▶ TASK OBJECTIVE: Restate the records in full and exactly, with no images included.

(App and web page records)
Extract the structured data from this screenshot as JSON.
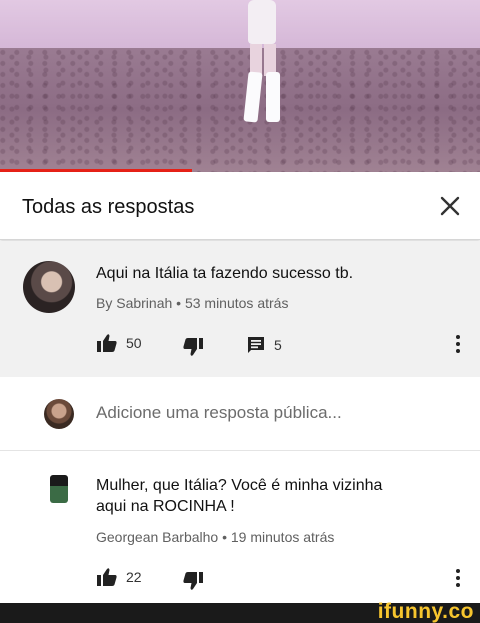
{
  "panel": {
    "title": "Todas as respostas"
  },
  "comment": {
    "text": "Aqui na Itália ta fazendo sucesso tb.",
    "meta": "By Sabrinah • 53 minutos atrás",
    "likes": "50",
    "replies": "5"
  },
  "reply_input": {
    "placeholder": "Adicione uma resposta pública..."
  },
  "reply": {
    "text_line1": "Mulher, que Itália? Você é minha vizinha",
    "text_line2": "aqui na ROCINHA !",
    "meta": "Georgean Barbalho • 19 minutos atrás",
    "likes": "22"
  },
  "watermark": {
    "logo": "ifunny.co"
  },
  "icons": {
    "close": "close-icon",
    "like": "thumbs-up-icon",
    "dislike": "thumbs-down-icon",
    "reply": "comment-icon",
    "more": "more-vert-icon"
  },
  "colors": {
    "progress": "#e62117",
    "logo": "#f7c52e",
    "comment_bg": "#f1f1f1"
  }
}
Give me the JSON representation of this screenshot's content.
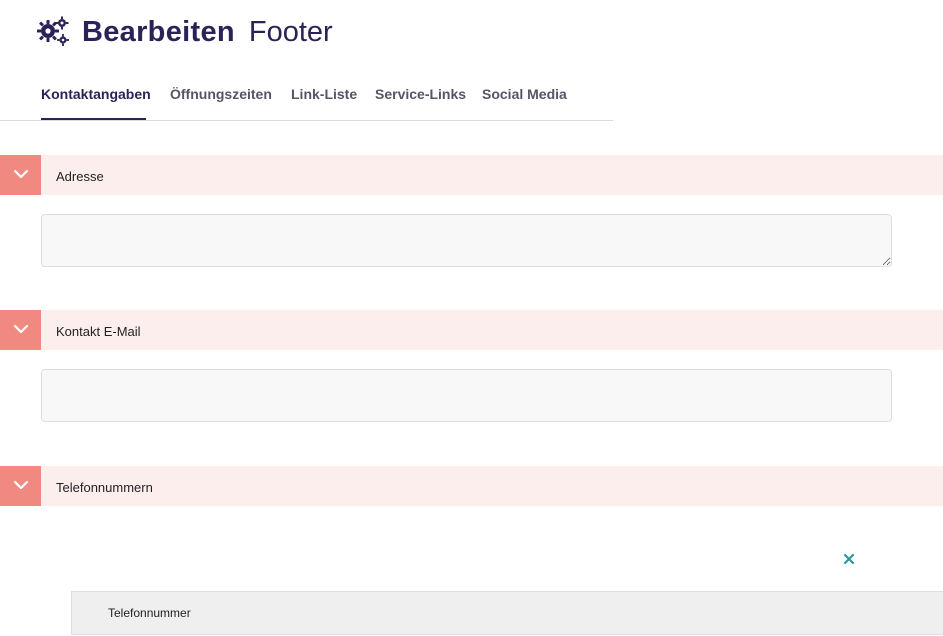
{
  "header": {
    "title_strong": "Bearbeiten",
    "title_light": "Footer",
    "icon": "gears-icon"
  },
  "tabs": [
    {
      "label": "Kontaktangaben",
      "active": true
    },
    {
      "label": "Öffnungszeiten",
      "active": false
    },
    {
      "label": "Link-Liste",
      "active": false
    },
    {
      "label": "Service-Links",
      "active": false
    },
    {
      "label": "Social Media",
      "active": false
    }
  ],
  "sections": [
    {
      "label": "Adresse",
      "field_value": "",
      "icon": "chevron-down-icon"
    },
    {
      "label": "Kontakt E-Mail",
      "field_value": "",
      "icon": "chevron-down-icon"
    },
    {
      "label": "Telefonnummern",
      "icon": "chevron-down-icon"
    }
  ],
  "phone_entry": {
    "label": "Telefonnummer",
    "remove_icon": "close-icon"
  },
  "colors": {
    "brand": "#2d2258",
    "section_bg": "#fdeeee",
    "toggle_bg": "#f08a80",
    "remove_icon": "#2a9a9a"
  }
}
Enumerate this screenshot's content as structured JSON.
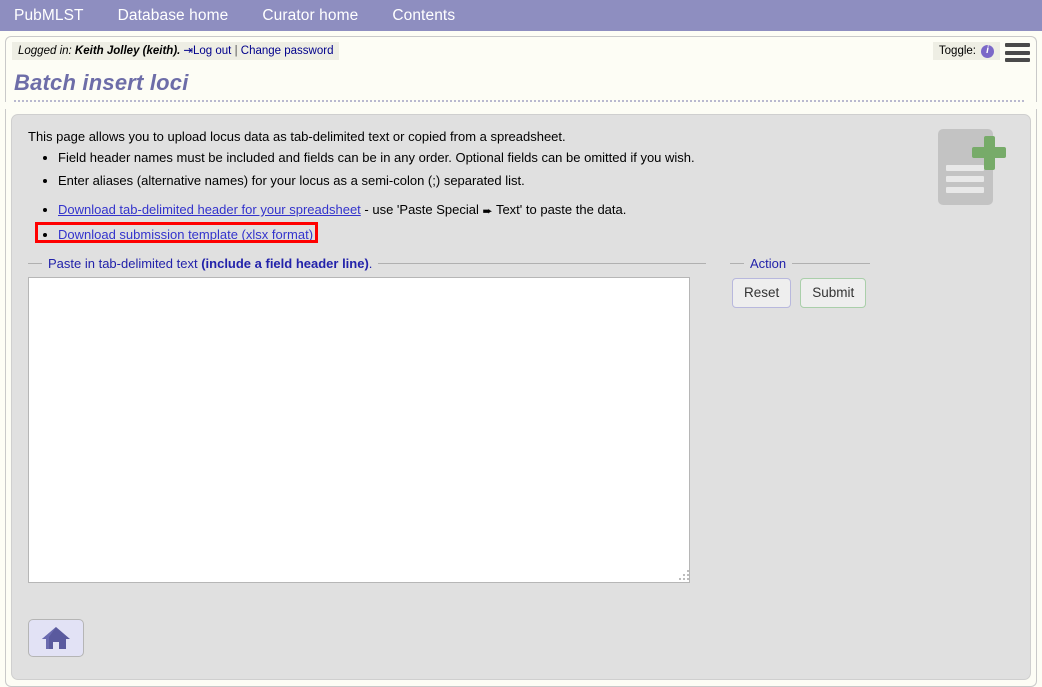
{
  "nav": {
    "items": [
      {
        "label": "PubMLST"
      },
      {
        "label": "Database home"
      },
      {
        "label": "Curator home"
      },
      {
        "label": "Contents"
      }
    ]
  },
  "header": {
    "logged_in_prefix": "Logged in:",
    "user": "Keith Jolley (keith).",
    "logout_icon": "logout-icon",
    "logout_label": "Log out",
    "separator": "|",
    "change_password_label": "Change password",
    "toggle_label": "Toggle:",
    "info_icon_glyph": "i",
    "menu_icon": "hamburger-menu-icon"
  },
  "page": {
    "title": "Batch insert loci"
  },
  "content": {
    "intro": "This page allows you to upload locus data as tab-delimited text or copied from a spreadsheet.",
    "bullets": [
      "Field header names must be included and fields can be in any order. Optional fields can be omitted if you wish.",
      "Enter aliases (alternative names) for your locus as a semi-colon (;) separated list."
    ],
    "download_header_link": "Download tab-delimited header for your spreadsheet",
    "download_header_suffix_before": " - use 'Paste Special ",
    "download_header_arrow": "⮕",
    "download_header_suffix_after": " Text' to paste the data.",
    "download_template_link": "Download submission template (xlsx format)",
    "highlight_color": "#ff0000",
    "doc_icon": "file-plus-icon"
  },
  "paste": {
    "legend_text": "Paste in tab-delimited text ",
    "legend_bold": "(include a field header line)",
    "legend_suffix": ".",
    "value": "",
    "placeholder": ""
  },
  "action": {
    "legend": "Action",
    "reset_label": "Reset",
    "submit_label": "Submit"
  },
  "footer": {
    "home_icon": "home-icon"
  },
  "colors": {
    "navbar": "#8e8ec0",
    "title": "#6d6da8",
    "link": "#3333cc",
    "panel_bg": "#e0e0e0",
    "page_bg": "#fdfdf5",
    "accent_green": "#77ab69",
    "accent_purple": "#7b68c8"
  }
}
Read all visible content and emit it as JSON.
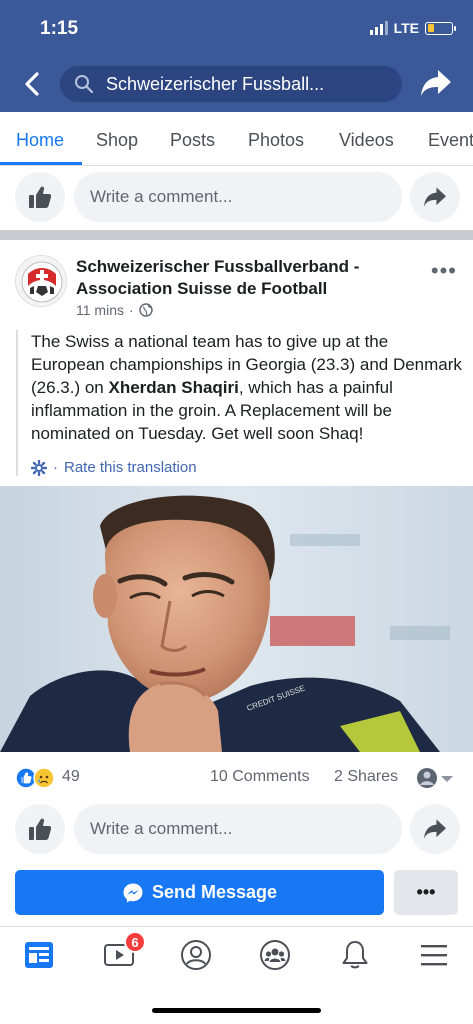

▶ EXERCISE ANSWER:
Extract the structured data from this screenshot as JSON.
{
  "panel": {
    "title": "Todas as respostas"
  },
  "comment": {
    "text": "Aqui na Itália ta fazendo sucesso tb.",
    "meta": "By Sabrinah • 53 minutos atrás",
    "likes": "50",
    "replies": "5"
  },
  "reply_input": {
    "placeholder": "Adicione uma resposta pública..."
  },
  "reply": {
    "text_line1": "Mulher, que Itália? Você é minha vizinha",
    "text_line2": "aqui na ROCINHA !",
    "meta": "Georgean Barbalho • 19 minutos atrás",
    "likes": "22"
  },
  "watermark": {
    "logo": "ifunny.co"
  },
  "icons": {
    "close": "close-icon",
    "like": "thumbs-up-icon",
    "dislike": "thumbs-down-icon",
    "reply": "comment-icon",
    "more": "more-vert-icon"
  },
  "colors": {
    "progress": "#e62117",
    "logo": "#f7c52e",
    "comment_bg": "#f1f1f1"
  }
}
Give me the JSON representation of this screenshot's content.
{
  "header": {
    "title_strong": "Bearbeiten",
    "title_light": "Footer",
    "icon": "gears-icon"
  },
  "tabs": [
    {
      "label": "Kontaktangaben",
      "active": true
    },
    {
      "label": "Öffnungszeiten",
      "active": false
    },
    {
      "label": "Link-Liste",
      "active": false
    },
    {
      "label": "Service-Links",
      "active": false
    },
    {
      "label": "Social Media",
      "active": false
    }
  ],
  "sections": [
    {
      "label": "Adresse",
      "field_value": "",
      "icon": "chevron-down-icon"
    },
    {
      "label": "Kontakt E-Mail",
      "field_value": "",
      "icon": "chevron-down-icon"
    },
    {
      "label": "Telefonnummern",
      "icon": "chevron-down-icon"
    }
  ],
  "phone_entry": {
    "label": "Telefonnummer",
    "remove_icon": "close-icon"
  },
  "colors": {
    "brand": "#2d2258",
    "section_bg": "#fdeeee",
    "toggle_bg": "#f08a80",
    "remove_icon": "#2a9a9a"
  }
}
Enumerate this screenshot's content as structured JSON.
{
  "nav": {
    "items": [
      {
        "label": "PubMLST"
      },
      {
        "label": "Database home"
      },
      {
        "label": "Curator home"
      },
      {
        "label": "Contents"
      }
    ]
  },
  "header": {
    "logged_in_prefix": "Logged in:",
    "user": "Keith Jolley (keith).",
    "logout_icon": "logout-icon",
    "logout_label": "Log out",
    "separator": "|",
    "change_password_label": "Change password",
    "toggle_label": "Toggle:",
    "info_icon_glyph": "i",
    "menu_icon": "hamburger-menu-icon"
  },
  "page": {
    "title": "Batch insert loci"
  },
  "content": {
    "intro": "This page allows you to upload locus data as tab-delimited text or copied from a spreadsheet.",
    "bullets": [
      "Field header names must be included and fields can be in any order. Optional fields can be omitted if you wish.",
      "Enter aliases (alternative names) for your locus as a semi-colon (;) separated list."
    ],
    "download_header_link": "Download tab-delimited header for your spreadsheet",
    "download_header_suffix_before": " - use 'Paste Special ",
    "download_header_arrow": "⮕",
    "download_header_suffix_after": " Text' to paste the data.",
    "download_template_link": "Download submission template (xlsx format)",
    "highlight_color": "#ff0000",
    "doc_icon": "file-plus-icon"
  },
  "paste": {
    "legend_text": "Paste in tab-delimited text ",
    "legend_bold": "(include a field header line)",
    "legend_suffix": ".",
    "value": "",
    "placeholder": ""
  },
  "action": {
    "legend": "Action",
    "reset_label": "Reset",
    "submit_label": "Submit"
  },
  "footer": {
    "home_icon": "home-icon"
  },
  "colors": {
    "navbar": "#8e8ec0",
    "title": "#6d6da8",
    "link": "#3333cc",
    "panel_bg": "#e0e0e0",
    "page_bg": "#fdfdf5",
    "accent_green": "#77ab69",
    "accent_purple": "#7b68c8"
  }
}
Read all visible content and emit it as JSON.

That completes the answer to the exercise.